• [YOUR GOAL]
Your copy must hold every line of the records word for word. It must hold no pictures.
--------------------
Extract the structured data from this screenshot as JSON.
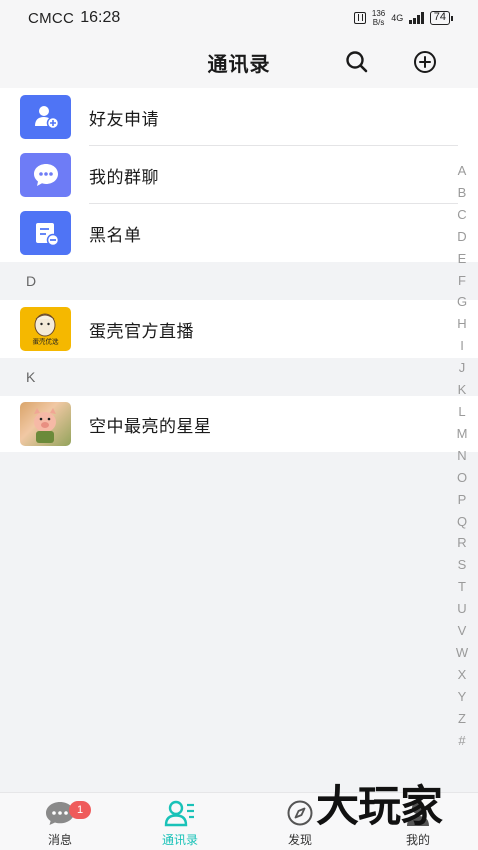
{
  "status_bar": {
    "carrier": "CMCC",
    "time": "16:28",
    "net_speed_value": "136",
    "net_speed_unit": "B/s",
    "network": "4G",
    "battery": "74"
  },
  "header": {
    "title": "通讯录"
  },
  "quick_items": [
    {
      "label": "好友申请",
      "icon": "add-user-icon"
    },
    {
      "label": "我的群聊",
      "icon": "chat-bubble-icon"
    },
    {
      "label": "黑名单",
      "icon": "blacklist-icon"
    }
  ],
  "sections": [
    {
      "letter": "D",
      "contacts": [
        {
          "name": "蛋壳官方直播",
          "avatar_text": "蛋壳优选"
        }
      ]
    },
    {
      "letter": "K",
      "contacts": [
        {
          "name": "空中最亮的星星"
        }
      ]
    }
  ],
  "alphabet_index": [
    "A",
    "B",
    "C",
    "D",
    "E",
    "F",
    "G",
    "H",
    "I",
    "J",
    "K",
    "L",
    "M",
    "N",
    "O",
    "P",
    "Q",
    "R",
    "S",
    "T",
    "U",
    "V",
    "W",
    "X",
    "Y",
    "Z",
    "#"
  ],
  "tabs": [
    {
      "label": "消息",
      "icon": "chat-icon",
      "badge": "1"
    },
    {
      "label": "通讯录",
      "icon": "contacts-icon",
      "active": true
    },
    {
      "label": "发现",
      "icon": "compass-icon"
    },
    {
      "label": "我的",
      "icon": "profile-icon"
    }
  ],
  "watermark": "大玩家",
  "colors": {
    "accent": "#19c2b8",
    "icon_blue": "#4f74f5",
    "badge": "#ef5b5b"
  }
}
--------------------
• [SOLUTION TO THIS TASK]
Extract the structured data from this screenshot as JSON.
{
  "status_bar": {
    "carrier": "CMCC",
    "time": "16:28",
    "net_speed_value": "136",
    "net_speed_unit": "B/s",
    "network": "4G",
    "battery": "74"
  },
  "header": {
    "title": "通讯录"
  },
  "quick_items": [
    {
      "label": "好友申请",
      "icon": "add-user-icon"
    },
    {
      "label": "我的群聊",
      "icon": "chat-bubble-icon"
    },
    {
      "label": "黑名单",
      "icon": "blacklist-icon"
    }
  ],
  "sections": [
    {
      "letter": "D",
      "contacts": [
        {
          "name": "蛋壳官方直播",
          "avatar_text": "蛋壳优选"
        }
      ]
    },
    {
      "letter": "K",
      "contacts": [
        {
          "name": "空中最亮的星星"
        }
      ]
    }
  ],
  "alphabet_index": [
    "A",
    "B",
    "C",
    "D",
    "E",
    "F",
    "G",
    "H",
    "I",
    "J",
    "K",
    "L",
    "M",
    "N",
    "O",
    "P",
    "Q",
    "R",
    "S",
    "T",
    "U",
    "V",
    "W",
    "X",
    "Y",
    "Z",
    "#"
  ],
  "tabs": [
    {
      "label": "消息",
      "icon": "chat-icon",
      "badge": "1"
    },
    {
      "label": "通讯录",
      "icon": "contacts-icon",
      "active": true
    },
    {
      "label": "发现",
      "icon": "compass-icon"
    },
    {
      "label": "我的",
      "icon": "profile-icon"
    }
  ],
  "watermark": "大玩家",
  "colors": {
    "accent": "#19c2b8",
    "icon_blue": "#4f74f5",
    "badge": "#ef5b5b"
  }
}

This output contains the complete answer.